    “Grise is actually the site of a terrible human tragedy,” says Baker.  Seeking to maximize its territorial claims in the Arctic, the Canadian Government moved about 100 Inuit more than 700 miles north of the Arctic Circle and settled them there in 1953.  Even the Inuit weren’t equipped to live in such an inhospitable place, and many of them died when bad weather kept the Canadian government from resupplying the town the following year.  When offered resettlement back south, the population refused, unwilling to abandon those they’d buried.  A population of about 150 Inuit still lives there today.

    The deep, clear blue of these cave mouths, each at least two stories high, means the ice that they are made of is at least 100,000 years old.

    After another stop on Ellesmere Island, the expedition flew north over the Arctic Ocean and touched down at the North Pole on April 15, 1983.

    “We drank champagne,” recalls Baker, “but once again the sheer sense of awe and wonder was much bigger than any sense of celebration.”

    The real drama for Baker began when he returned from the 1983 expedition.  “I had this idea to bring back two tons of arctic ice, and sell it at Bloomingdales,” he says.

    Polar explorers have a tradition of toasting a successful expedition by pouring whiskey over bits of ice chiseled from icebergs of the deepest and purest blue.  The color denotes age, explains Baker.  Deep blue icebergs are made of water and air at least 100,000 years old.  “I thought people would get a kick out of using ice that was twenty times older than all of human history,” says Baker, “and I usually end this story by telling people that I made millions.  In truth, I nearly lost my shirt.  Somebody tries it once a decade or so, and it always flops.  Nobody ever thinks to check whether it’s been done before!”

    The lure of the South Pole brought Baker back in 1987, on another grant from the National Science Foundation, this time with cameras for the McNeil/Lehrer NewsHour.  Baker brought along his brother Larry, who was then a producer and cameraman for NBC.  It was the first time the two had worked together in twenty-five years.  The report for McNeil/Lehrer was meant to document what had changed at the pole since Baker’s visit fifteen years earlier.  The verdict: not much.

    “But there were still wonderful, dreamlike experiences,” says Baker.  At McMurdo station 900 miles from the Pole, Baker saw ninety-year old provisions from the Scott expedition, perfectly preserved by the natural Antarctic deep freeze.  “You wouldn’t eat them, because they’re historic.  But if they were all you had to survive on, you’d be okay,” Baker says.

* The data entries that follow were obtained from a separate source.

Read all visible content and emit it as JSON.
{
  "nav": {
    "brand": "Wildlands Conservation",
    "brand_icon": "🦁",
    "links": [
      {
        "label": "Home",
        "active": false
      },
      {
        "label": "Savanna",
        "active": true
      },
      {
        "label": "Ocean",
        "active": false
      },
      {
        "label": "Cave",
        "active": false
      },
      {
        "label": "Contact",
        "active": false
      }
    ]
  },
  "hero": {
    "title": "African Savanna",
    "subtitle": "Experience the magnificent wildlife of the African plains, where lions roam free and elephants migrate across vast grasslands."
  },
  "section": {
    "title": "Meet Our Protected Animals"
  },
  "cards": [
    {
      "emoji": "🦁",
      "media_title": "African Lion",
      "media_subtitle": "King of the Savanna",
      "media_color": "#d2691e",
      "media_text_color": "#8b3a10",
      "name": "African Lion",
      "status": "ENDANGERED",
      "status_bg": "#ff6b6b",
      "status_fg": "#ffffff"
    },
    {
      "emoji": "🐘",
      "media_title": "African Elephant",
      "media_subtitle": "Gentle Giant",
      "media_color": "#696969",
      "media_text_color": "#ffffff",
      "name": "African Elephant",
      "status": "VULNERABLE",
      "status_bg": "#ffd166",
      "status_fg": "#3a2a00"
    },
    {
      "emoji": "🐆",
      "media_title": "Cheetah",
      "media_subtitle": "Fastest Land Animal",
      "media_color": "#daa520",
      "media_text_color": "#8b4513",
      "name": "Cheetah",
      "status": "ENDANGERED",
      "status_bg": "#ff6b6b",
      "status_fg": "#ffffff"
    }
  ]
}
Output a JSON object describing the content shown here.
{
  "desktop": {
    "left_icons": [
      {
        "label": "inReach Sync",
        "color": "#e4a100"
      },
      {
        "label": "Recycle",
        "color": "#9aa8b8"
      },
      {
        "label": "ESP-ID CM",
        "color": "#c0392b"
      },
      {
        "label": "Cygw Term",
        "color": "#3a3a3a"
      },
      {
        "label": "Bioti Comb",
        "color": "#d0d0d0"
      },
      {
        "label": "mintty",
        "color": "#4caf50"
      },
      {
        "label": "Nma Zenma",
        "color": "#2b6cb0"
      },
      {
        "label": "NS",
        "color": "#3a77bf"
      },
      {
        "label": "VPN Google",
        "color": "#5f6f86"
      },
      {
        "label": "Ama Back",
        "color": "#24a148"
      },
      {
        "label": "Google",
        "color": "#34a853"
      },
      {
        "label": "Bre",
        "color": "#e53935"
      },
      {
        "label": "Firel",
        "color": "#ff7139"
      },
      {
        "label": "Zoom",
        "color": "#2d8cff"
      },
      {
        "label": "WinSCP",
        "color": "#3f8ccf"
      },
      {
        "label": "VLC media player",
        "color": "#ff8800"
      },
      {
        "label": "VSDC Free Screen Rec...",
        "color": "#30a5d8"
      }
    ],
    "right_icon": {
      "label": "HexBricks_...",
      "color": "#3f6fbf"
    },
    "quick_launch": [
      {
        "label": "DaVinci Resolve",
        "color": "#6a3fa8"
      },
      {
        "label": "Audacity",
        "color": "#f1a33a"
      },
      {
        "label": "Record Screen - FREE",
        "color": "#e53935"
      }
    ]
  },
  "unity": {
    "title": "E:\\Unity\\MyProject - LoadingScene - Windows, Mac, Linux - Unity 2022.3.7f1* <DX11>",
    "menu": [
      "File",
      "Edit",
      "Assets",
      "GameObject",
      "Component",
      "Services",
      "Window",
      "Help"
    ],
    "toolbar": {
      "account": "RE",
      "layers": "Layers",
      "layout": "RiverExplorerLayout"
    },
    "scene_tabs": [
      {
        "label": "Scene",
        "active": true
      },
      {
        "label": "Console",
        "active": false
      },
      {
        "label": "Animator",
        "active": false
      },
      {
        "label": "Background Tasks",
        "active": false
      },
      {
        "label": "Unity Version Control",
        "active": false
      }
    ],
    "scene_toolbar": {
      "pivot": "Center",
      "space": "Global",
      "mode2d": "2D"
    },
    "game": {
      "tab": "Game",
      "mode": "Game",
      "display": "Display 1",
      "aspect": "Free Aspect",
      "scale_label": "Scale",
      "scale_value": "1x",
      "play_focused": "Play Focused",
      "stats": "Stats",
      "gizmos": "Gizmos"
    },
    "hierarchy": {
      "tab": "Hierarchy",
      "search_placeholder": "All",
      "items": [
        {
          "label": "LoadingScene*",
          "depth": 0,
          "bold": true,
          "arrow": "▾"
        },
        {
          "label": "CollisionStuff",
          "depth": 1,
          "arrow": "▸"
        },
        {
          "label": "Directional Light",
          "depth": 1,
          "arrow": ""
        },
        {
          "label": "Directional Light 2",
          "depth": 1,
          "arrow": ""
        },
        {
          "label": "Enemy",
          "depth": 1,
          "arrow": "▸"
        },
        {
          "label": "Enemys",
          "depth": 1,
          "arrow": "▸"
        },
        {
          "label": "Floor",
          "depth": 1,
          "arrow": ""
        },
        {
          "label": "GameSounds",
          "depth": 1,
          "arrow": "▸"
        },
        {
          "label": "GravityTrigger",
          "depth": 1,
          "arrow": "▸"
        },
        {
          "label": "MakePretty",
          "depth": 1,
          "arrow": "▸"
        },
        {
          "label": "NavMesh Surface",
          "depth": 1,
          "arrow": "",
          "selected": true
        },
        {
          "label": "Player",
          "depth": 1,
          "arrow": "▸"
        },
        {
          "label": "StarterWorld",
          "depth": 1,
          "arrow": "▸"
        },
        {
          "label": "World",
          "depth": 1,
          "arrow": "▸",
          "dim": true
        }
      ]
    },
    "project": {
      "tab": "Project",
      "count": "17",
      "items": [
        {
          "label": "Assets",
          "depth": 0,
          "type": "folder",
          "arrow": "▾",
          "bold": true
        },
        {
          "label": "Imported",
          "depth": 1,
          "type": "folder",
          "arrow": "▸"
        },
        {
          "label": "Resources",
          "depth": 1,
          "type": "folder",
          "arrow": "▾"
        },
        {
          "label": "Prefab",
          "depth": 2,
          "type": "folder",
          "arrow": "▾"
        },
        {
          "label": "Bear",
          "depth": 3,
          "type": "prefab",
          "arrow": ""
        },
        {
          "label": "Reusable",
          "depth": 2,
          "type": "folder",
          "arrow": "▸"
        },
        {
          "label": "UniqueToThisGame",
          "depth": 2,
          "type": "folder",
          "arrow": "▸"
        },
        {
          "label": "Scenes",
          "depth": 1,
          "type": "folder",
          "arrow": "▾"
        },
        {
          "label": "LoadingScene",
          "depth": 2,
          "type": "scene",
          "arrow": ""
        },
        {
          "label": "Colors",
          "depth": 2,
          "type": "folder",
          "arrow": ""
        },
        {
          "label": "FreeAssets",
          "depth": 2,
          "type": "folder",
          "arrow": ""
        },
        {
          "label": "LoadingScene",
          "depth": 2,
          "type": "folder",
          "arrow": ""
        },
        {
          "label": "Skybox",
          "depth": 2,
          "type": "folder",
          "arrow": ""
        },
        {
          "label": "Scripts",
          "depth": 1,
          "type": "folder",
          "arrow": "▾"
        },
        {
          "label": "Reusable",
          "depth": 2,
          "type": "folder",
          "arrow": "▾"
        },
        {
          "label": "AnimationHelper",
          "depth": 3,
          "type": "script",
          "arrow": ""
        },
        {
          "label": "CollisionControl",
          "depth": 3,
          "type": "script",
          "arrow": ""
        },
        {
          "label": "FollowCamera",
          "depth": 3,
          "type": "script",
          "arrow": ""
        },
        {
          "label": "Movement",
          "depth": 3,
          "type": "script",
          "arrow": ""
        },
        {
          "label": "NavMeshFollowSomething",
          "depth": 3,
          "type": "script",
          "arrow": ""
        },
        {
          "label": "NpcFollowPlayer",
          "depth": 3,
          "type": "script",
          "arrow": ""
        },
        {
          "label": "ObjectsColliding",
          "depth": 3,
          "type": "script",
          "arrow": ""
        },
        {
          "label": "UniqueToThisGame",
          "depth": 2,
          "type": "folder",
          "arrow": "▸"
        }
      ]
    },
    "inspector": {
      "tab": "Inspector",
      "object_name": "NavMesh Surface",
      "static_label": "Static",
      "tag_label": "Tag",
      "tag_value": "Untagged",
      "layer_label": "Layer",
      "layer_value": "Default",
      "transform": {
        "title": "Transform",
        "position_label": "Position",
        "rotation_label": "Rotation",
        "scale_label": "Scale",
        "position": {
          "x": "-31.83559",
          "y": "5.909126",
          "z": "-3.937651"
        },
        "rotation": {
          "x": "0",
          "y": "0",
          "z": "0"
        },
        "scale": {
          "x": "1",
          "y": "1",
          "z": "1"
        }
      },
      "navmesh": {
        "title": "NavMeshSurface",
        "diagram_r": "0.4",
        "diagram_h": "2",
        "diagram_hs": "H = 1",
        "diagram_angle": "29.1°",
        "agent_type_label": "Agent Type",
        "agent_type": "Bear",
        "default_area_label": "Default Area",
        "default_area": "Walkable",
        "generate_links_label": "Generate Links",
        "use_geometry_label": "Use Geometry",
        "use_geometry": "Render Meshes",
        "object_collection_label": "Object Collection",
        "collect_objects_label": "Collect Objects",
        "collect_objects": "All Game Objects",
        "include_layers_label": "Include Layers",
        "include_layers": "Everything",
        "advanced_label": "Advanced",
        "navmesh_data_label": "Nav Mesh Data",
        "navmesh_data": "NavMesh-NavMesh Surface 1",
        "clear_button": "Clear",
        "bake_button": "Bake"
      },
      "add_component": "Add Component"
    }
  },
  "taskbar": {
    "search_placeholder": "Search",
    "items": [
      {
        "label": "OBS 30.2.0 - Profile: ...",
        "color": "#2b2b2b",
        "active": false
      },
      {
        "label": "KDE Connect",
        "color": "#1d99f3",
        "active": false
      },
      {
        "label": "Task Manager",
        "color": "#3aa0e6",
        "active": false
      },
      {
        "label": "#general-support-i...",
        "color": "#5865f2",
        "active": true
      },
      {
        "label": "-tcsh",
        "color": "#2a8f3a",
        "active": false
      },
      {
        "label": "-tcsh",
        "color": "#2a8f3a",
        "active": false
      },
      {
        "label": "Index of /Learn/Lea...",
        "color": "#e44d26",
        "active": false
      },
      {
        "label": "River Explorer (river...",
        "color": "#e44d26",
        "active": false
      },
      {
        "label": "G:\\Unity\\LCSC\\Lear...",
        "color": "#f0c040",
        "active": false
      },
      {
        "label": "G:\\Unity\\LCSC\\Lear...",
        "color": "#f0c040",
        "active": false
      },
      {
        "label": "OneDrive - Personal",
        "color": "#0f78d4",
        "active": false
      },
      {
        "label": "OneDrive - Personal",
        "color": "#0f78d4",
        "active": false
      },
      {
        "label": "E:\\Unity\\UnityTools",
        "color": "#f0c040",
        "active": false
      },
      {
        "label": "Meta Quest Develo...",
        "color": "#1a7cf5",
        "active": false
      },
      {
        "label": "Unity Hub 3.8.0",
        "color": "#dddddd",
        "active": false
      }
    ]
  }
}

    At the time, Baker was President of WNET/Thirteen, New York’s PBS station.  He remembers: “We were some 1,000 miles from the nearest base, when we came across this little red tent literally in the middle of nowhere.  We peered in, all muffled up, and explained to the young woman who was there on a research assignment that we were from WNET in New York. ‘Oh no!’ she laughed, ‘not Channel Thirteen.’  I’m already a member!’”

    Baker in 1987 stands at the South Pole for the second time in his life.

    Baker has not been back to the South Pole since 1987, but the thread of polar exploration and polar science continues to weave itself into his life.  Since 1987, he has traveled to the coasts of Antarctica more times than he can easily remember, and also to the regions near the North Pole.  He lectured on polar science on the maiden voyage of the Queen Elizabeth II, and is still sought after as a lecturer on Arctic and Antarctic cruises, and at universities and clubs around the country. Baker’s younger daughter Angela met her husband on a trip to Antarctica in 2004.  Baker keeps a large library of polar books and artifacts in his house, and he still buys the occasional watch, gadget, or bit of gear that he imagines would be useful at the poles.  “I guess there is always a part of me,” he says, “that is busy planning a return trip.”